Construction apprentices will earn thousands of pounds more than many university graduates.
Latest research by the Federation of Master Builders (FMB) quizzed small contractors on how much they pay tradespeople.
The highest reported ammual salary for a London bricklayer was £90,0000.
The average annual salaries were:
- Site managers earn £51,266
- Plumbers earn £48,675
- Supervisors earn £48,407
- Electricians earn £47,265
- Civil engineering operatives earn £44,253
- Steel fixers earn £44,174
- Roofers earn £42,303
- Bricklayers earn £42,034
- Carpenters and joiners earn £41,413
- Plasterers earn £41,045
- Scaffolders earn £40,942
- Floorers earn £39,131
- Plant operatives earn £38,409
- Painters and decorators earn £34,587
- General construction operatives earn £32,392
In comparison government figures show the UK’s university graduates earn the following average annual salaries:
- Pharmacists earn £42,252Dental practitioners earn £40,268
- Architects earn £38,228
- Teachers earn £37,805
- Chartered and certified accountants earn £37,748
- Midwives earn £36,188
- Veterinarians earn £36,446
- Physiotherapists earn £32,065
- Nurses earn £31,867

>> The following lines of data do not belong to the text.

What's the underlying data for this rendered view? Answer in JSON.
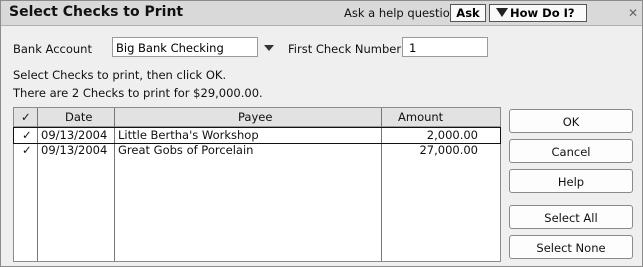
{
  "title": "Select Checks to Print",
  "help": {
    "question": "Ask a help question",
    "ask_label": "Ask",
    "howdoi_label": "How Do I?",
    "close_glyph": "✕"
  },
  "form": {
    "bank_label": "Bank Account",
    "bank_value": "Big Bank Checking",
    "first_check_label": "First Check Number",
    "first_check_value": "1"
  },
  "instructions": "Select Checks to print, then click OK.",
  "count_text": "There are 2 Checks to print for $29,000.00.",
  "table": {
    "headers": {
      "check": "✓",
      "date": "Date",
      "payee": "Payee",
      "amount": "Amount"
    },
    "rows": [
      {
        "check": "✓",
        "date": "09/13/2004",
        "payee": "Little Bertha's Workshop",
        "amount": "2,000.00"
      },
      {
        "check": "✓",
        "date": "09/13/2004",
        "payee": "Great Gobs of Porcelain",
        "amount": "27,000.00"
      }
    ]
  },
  "buttons": {
    "ok": "OK",
    "cancel": "Cancel",
    "help": "Help",
    "select_all": "Select All",
    "select_none": "Select None"
  }
}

FMB Chief Executive Brian Berry said: “Money talks and when it comes to annual salaries, a career in construction trumps many university graduate roles.
“The average university graduate in England earns £32,000 a year whereas our latest research shows that your average bricky or roofer is earning £42,000 a year across the UK. In London, a bricklayer is commanding wages of up to £90,000 a year.
“Pursuing a career in construction is therefore becoming an increasingly savvy move. University students in England will graduate with an average £50,800 of debt, according to The Institute for Fiscal Studies, while apprentices pass the finish line completely debt-free.
“Not only that, apprentices earn while they learn, taking home around £17,000 a year.
“We are therefore calling on all parents, teachers and young people, who too-often favour academic education, to give a career in construction serious consideration.”